Continually a work in progress and more may be added.

Artist Observations:

*Due to approximately 1,000 years of various periods of Chinese domination, the clothing inevitably shares qualities with Hanfu. Regardless, there are tell-tale differences. Dong Son Culture (fig. 1) is the time period before any Han influence takes place.

* The colors and textile in Fig. 1 is largely hypothetical. I have a feeling that the Dong Son culture resembles the ethnic tribes still in VN and took inspiration from there. The pattern on her yellow sash thingy (words fail me, bah) came from an Ao Dai which coincidentally had a pattern that came from a Dong Son drum. Coming full circle here. Lol.

* On average, people wore 3-5 layers of clothing. The climate could be cold (e.g. the Northern regions) and 16-18th century scarves and gloves have been excavated. [link]

* Sleeves could reach to 40cm and were typically the length of chin to waist in the Le Dynasty.

* Skirts were banned in 1826 as they were deemed to be “unseemly”. Not all women followed suit as it was easier to work in skirts than pants.

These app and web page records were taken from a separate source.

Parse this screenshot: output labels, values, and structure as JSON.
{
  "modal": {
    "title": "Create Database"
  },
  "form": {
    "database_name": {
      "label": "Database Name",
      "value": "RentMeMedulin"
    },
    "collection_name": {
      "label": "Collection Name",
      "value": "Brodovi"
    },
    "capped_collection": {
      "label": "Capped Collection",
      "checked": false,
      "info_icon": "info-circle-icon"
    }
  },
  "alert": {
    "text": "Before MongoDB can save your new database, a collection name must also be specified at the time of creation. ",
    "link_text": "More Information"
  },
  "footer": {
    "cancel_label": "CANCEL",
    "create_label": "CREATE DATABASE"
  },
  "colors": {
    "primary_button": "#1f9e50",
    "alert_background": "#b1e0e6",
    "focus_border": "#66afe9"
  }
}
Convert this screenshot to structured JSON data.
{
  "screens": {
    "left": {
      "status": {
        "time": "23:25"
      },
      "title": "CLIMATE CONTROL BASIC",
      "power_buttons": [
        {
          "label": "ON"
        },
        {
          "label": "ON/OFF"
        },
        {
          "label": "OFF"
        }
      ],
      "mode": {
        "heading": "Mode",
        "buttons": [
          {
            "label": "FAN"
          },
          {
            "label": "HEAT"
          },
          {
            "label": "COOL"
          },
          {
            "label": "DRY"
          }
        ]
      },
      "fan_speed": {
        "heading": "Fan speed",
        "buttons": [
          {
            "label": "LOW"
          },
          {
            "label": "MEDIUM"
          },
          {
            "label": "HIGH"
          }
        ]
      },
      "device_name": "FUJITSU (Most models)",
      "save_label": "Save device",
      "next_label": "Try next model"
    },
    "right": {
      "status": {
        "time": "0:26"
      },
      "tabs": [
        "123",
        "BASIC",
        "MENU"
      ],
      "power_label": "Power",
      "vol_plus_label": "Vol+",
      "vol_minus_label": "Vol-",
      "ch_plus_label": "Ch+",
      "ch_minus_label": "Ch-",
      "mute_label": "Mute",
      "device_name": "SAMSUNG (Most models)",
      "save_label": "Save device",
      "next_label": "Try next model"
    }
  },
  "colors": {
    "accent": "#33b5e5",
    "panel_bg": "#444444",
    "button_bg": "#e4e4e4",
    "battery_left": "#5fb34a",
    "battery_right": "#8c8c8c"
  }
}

* Buttoned up collars and buttoned clothing does not seem to appear until the 19th century (perhaps late 18th century at the earliest). Interestingly this change seems to coincide with the advent of French Imperialism/Colonization. Collars started rather low but gradually got higher and closer together.

* The Ao Tu Than (Fig. 9, 10 and 12) is still around today but as it stopped evolving in the 20th century I decided to concentrate on the Ao Dai (long shirt).

* The conical rice hat was originally worn by men (which can be seen in many photographs with Nguyen dynasty soldiers) and only became part of women’s wear sometime in the 20th century.

* Le Dynasty wins for being the most stylish and varied. IMO.

goddamnpunk

ellemennopoeia:

ourafrica:

The Gentlemen of Bacongo” is a book Released in 2009, by Photographer Daniele Tamagni. The book features a subculture in the Congo where men express their creativity through their clothing. They are part of a cultural movement called Le Sape “a clique of extraordinarily dressed dandies from the Congo. Despite years  war and abject poverty, these men dress in tailored suits, silk ties, and immaculate footwear

This is Africa, our Africa

Yes.